Exercise aim
Word for word, retype every line of the data.
[Exercise input — start]
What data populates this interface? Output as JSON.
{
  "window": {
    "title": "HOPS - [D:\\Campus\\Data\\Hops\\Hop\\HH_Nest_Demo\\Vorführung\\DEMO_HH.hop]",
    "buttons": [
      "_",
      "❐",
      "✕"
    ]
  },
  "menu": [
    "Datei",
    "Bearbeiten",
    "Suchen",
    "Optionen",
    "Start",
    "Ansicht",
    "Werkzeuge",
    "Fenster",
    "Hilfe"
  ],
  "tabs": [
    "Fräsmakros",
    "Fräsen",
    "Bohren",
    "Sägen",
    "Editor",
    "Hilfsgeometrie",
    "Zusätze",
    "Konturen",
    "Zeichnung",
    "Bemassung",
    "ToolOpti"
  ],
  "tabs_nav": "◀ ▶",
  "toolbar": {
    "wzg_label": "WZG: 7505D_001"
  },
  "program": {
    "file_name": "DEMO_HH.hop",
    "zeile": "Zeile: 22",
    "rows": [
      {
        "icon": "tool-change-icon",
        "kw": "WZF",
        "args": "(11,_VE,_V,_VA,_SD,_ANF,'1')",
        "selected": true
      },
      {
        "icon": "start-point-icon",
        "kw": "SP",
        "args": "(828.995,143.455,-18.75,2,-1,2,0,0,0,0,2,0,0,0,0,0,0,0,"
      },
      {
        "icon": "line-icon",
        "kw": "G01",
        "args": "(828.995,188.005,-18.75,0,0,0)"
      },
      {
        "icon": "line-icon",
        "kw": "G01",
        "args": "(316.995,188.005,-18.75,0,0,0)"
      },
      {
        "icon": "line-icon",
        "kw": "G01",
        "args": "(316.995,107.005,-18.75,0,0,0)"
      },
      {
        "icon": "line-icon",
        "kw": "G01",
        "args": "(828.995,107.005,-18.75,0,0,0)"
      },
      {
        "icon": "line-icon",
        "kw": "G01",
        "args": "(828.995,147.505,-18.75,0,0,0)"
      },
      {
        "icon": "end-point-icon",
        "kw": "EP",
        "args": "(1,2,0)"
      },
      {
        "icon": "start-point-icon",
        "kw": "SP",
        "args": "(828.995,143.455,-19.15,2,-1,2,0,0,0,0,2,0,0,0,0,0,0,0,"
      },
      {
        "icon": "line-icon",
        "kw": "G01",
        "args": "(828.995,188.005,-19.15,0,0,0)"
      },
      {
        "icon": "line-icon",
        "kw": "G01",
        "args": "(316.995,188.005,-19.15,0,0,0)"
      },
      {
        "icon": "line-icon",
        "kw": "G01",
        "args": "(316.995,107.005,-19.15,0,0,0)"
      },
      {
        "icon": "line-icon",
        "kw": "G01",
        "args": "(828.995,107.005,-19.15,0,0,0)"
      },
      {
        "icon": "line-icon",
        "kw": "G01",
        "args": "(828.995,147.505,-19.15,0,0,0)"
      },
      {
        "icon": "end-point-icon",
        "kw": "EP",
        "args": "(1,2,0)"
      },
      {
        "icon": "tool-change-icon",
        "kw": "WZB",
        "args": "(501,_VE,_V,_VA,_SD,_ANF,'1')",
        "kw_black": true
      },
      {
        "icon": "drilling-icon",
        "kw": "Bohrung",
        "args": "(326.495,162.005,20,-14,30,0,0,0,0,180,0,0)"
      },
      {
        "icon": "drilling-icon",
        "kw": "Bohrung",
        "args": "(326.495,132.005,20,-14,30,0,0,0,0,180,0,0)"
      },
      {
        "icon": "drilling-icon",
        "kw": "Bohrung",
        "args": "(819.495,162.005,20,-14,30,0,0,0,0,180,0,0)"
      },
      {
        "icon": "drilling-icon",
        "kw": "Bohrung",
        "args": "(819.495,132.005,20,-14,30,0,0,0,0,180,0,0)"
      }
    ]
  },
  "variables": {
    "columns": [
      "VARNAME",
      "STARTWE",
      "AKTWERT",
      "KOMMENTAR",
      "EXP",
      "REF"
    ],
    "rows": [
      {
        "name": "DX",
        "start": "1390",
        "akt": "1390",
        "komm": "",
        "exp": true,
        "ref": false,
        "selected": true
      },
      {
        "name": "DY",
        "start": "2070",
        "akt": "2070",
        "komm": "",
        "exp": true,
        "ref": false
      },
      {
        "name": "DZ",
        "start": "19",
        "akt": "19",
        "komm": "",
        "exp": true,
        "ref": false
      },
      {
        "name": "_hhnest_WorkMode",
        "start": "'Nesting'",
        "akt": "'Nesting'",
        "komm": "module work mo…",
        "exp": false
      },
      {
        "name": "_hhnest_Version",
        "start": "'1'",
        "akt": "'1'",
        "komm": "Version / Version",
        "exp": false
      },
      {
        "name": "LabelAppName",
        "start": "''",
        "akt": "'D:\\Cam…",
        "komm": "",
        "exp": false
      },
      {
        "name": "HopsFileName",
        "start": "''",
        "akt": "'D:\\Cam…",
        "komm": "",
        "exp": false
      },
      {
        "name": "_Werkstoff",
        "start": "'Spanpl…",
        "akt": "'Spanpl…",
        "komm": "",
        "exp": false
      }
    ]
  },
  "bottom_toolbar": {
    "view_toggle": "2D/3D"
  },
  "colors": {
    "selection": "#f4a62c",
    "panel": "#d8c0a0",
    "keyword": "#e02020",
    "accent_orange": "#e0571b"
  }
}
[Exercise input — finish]
Answer area
What data populates this interface? Output as JSON.
{
  "window": {
    "title": "HOPS - [D:\\Campus\\Data\\Hops\\Hop\\HH_Nest_Demo\\Vorführung\\DEMO_HH.hop]",
    "buttons": [
      "_",
      "❐",
      "✕"
    ]
  },
  "menu": [
    "Datei",
    "Bearbeiten",
    "Suchen",
    "Optionen",
    "Start",
    "Ansicht",
    "Werkzeuge",
    "Fenster",
    "Hilfe"
  ],
  "tabs": [
    "Fräsmakros",
    "Fräsen",
    "Bohren",
    "Sägen",
    "Editor",
    "Hilfsgeometrie",
    "Zusätze",
    "Konturen",
    "Zeichnung",
    "Bemassung",
    "ToolOpti"
  ],
  "tabs_nav": "◀ ▶",
  "toolbar": {
    "wzg_label": "WZG: 7505D_001"
  },
  "program": {
    "file_name": "DEMO_HH.hop",
    "zeile": "Zeile: 22",
    "rows": [
      {
        "icon": "tool-change-icon",
        "kw": "WZF",
        "args": "(11,_VE,_V,_VA,_SD,_ANF,'1')",
        "selected": true
      },
      {
        "icon": "start-point-icon",
        "kw": "SP",
        "args": "(828.995,143.455,-18.75,2,-1,2,0,0,0,0,2,0,0,0,0,0,0,0,"
      },
      {
        "icon": "line-icon",
        "kw": "G01",
        "args": "(828.995,188.005,-18.75,0,0,0)"
      },
      {
        "icon": "line-icon",
        "kw": "G01",
        "args": "(316.995,188.005,-18.75,0,0,0)"
      },
      {
        "icon": "line-icon",
        "kw": "G01",
        "args": "(316.995,107.005,-18.75,0,0,0)"
      },
      {
        "icon": "line-icon",
        "kw": "G01",
        "args": "(828.995,107.005,-18.75,0,0,0)"
      },
      {
        "icon": "line-icon",
        "kw": "G01",
        "args": "(828.995,147.505,-18.75,0,0,0)"
      },
      {
        "icon": "end-point-icon",
        "kw": "EP",
        "args": "(1,2,0)"
      },
      {
        "icon": "start-point-icon",
        "kw": "SP",
        "args": "(828.995,143.455,-19.15,2,-1,2,0,0,0,0,2,0,0,0,0,0,0,0,"
      },
      {
        "icon": "line-icon",
        "kw": "G01",
        "args": "(828.995,188.005,-19.15,0,0,0)"
      },
      {
        "icon": "line-icon",
        "kw": "G01",
        "args": "(316.995,188.005,-19.15,0,0,0)"
      },
      {
        "icon": "line-icon",
        "kw": "G01",
        "args": "(316.995,107.005,-19.15,0,0,0)"
      },
      {
        "icon": "line-icon",
        "kw": "G01",
        "args": "(828.995,107.005,-19.15,0,0,0)"
      },
      {
        "icon": "line-icon",
        "kw": "G01",
        "args": "(828.995,147.505,-19.15,0,0,0)"
      },
      {
        "icon": "end-point-icon",
        "kw": "EP",
        "args": "(1,2,0)"
      },
      {
        "icon": "tool-change-icon",
        "kw": "WZB",
        "args": "(501,_VE,_V,_VA,_SD,_ANF,'1')",
        "kw_black": true
      },
      {
        "icon": "drilling-icon",
        "kw": "Bohrung",
        "args": "(326.495,162.005,20,-14,30,0,0,0,0,180,0,0)"
      },
      {
        "icon": "drilling-icon",
        "kw": "Bohrung",
        "args": "(326.495,132.005,20,-14,30,0,0,0,0,180,0,0)"
      },
      {
        "icon": "drilling-icon",
        "kw": "Bohrung",
        "args": "(819.495,162.005,20,-14,30,0,0,0,0,180,0,0)"
      },
      {
        "icon": "drilling-icon",
        "kw": "Bohrung",
        "args": "(819.495,132.005,20,-14,30,0,0,0,0,180,0,0)"
      }
    ]
  },
  "variables": {
    "columns": [
      "VARNAME",
      "STARTWE",
      "AKTWERT",
      "KOMMENTAR",
      "EXP",
      "REF"
    ],
    "rows": [
      {
        "name": "DX",
        "start": "1390",
        "akt": "1390",
        "komm": "",
        "exp": true,
        "ref": false,
        "selected": true
      },
      {
        "name": "DY",
        "start": "2070",
        "akt": "2070",
        "komm": "",
        "exp": true,
        "ref": false
      },
      {
        "name": "DZ",
        "start": "19",
        "akt": "19",
        "komm": "",
        "exp": true,
        "ref": false
      },
      {
        "name": "_hhnest_WorkMode",
        "start": "'Nesting'",
        "akt": "'Nesting'",
        "komm": "module work mo…",
        "exp": false
      },
      {
        "name": "_hhnest_Version",
        "start": "'1'",
        "akt": "'1'",
        "komm": "Version / Version",
        "exp": false
      },
      {
        "name": "LabelAppName",
        "start": "''",
        "akt": "'D:\\Cam…",
        "komm": "",
        "exp": false
      },
      {
        "name": "HopsFileName",
        "start": "''",
        "akt": "'D:\\Cam…",
        "komm": "",
        "exp": false
      },
      {
        "name": "_Werkstoff",
        "start": "'Spanpl…",
        "akt": "'Spanpl…",
        "komm": "",
        "exp": false
      }
    ]
  },
  "bottom_toolbar": {
    "view_toggle": "2D/3D"
  },
  "colors": {
    "selection": "#f4a62c",
    "panel": "#d8c0a0",
    "keyword": "#e02020",
    "accent_orange": "#e0571b"
  }
}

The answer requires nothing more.